    Thank you for this fanstastic article. So true…  May God help all the Armenians in the world to come together and deliver a truly independent Armenia.

  28. Nareg Seferian said:

    Raffi, I am sure Haytoug would love to have half or the entire Diaspora move back, but his point is that it is perhaps inaccurate to paint all repatriates with the same brush, to designate them all as “warriors”, as it were.

    Ոմանք իրենց կեանքին ընթացքին առիթը ունեցած են, եւ գործածած են այդ առիթը, որոշումը իրենք կատարած են, որ շատ յարգելի եւ գնահատելի է: No-one is disputing that. It’s just that we also have Armenians who have made the move quite by chance, or perhaps due to other, less-than-ideally-patriotic circumstances.

    Regardless, I do agree that every individual helps, some in less obvious ways than others. And, in truth, everyone – Armenian and odar – will indeed wish to move to Armenia when it becomes an inviting and attractive country. Meanwhile, we salute those who know what they are getting themselves into and have willingly gone for it.

  29. Vicken said:

    We Armenians love to talk, but do little constructive.

    The only constructive email in this exchange was that of Henri regarding the creation of an association of repatriates to Armenia.

    What is your opinion on this, those of you who have chosen to live there?


  30. Pingback: Repat Warriors | Asbarez Armenian News | armeniatoday

  31. Pingback: Repat Warriors | Asbarez Armenian News | armenia News Station

  32. Alex said:

    Just a quick note: there actually is an association for repatriates in Armenia.

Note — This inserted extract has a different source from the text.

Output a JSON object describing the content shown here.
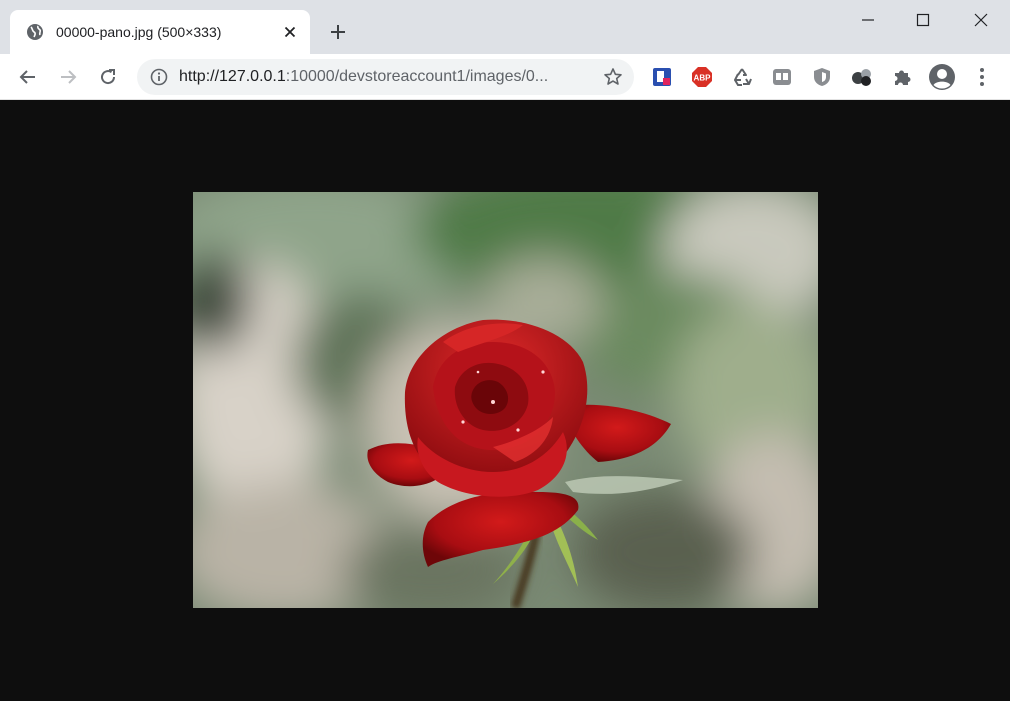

It’s called the Republic of Armenia. Join it. It does a soul good.

  33. dro said:

    why are you even debating whether Armenians should live in Armenia or not? Are Armenians some kind of permanently retarded people that they cannot build their own country and live in it? Is Armenia in any worse condition than Israel and Singapore were before becoming economic heavens with the right policies and ingenuity of only a few million inhabitants. For those multi millionaire Armenians living in America, what more in life do they want to achieve by living in there? Are buying bigger houses and fancier cars the end goal for Armenians in America? Why don’t they get their asses up and move here to invest in the country and rebuild Armenia? Making excuses is easy for petty people. The potential for Armenia is great but it’s more rewarding to be here to make it great.

  34. Hovnathan said:

    Our destiny

    Thee I see in the nightly voice of thought and calmness.
    It is merely a conversation of friends.
    Friends who have found the truth to live for in a destiny,
    They will walk oh yes they will, for the spirit of the mystery.

    The sound has risen from its darkness.
    It has risen in a friendship of two,
    To create build and live for the sake of thee,
    An Armenia they call, yet we call a home.

    It will, oh it will be yours if you see and live.
    It is life which gives life to thee and me.
    My tears are true as the drop of salvation,
    That will be a drop of your resurrection.

    A resurrection from the hopeless
    Yes, a resurrection of people strange yet true all around.
    Let them be how they are!
    Ours is Armenia and it will be…

    Hovnathan Spangenberg

  35. Haro Mherian, Ph.D. Mathematics, UCLA said:

    Մարիա ջան, սա հոյակապ արձակ է …
    Հարկ է աւելացնել Շամլեանի խօսքերին նաեւ որ՝ հայրենադարձները ոչ թէ միայն ամուր հայրենասէրներ են այլ նաեւ շատ խոհեմ անձնաւորութիւններ, որոնք գիտեն եւ տեսնում են որ Հայաստան դրախտի եւ Թորոնտօ կամ Լօս Անջելըս գործարանների միջեւ բնութեան գեղեցկութիւնների հսկայ տարբերութիւններ կան։ Որ դուք ասում էք ձեր տեսանիւթում «ընտանիք» հասկացութեան գաղտնիքը հէնց այս գեղեցկութեան պատճառով է որ նկատում էք։
    Հայ ժողովուրդը դեռ պիտի հասկանայ թէ ին՞չ է նա կորցրել երբ նա ապրել է արտերկրում։

Leave a Reply to Harout Cancel reply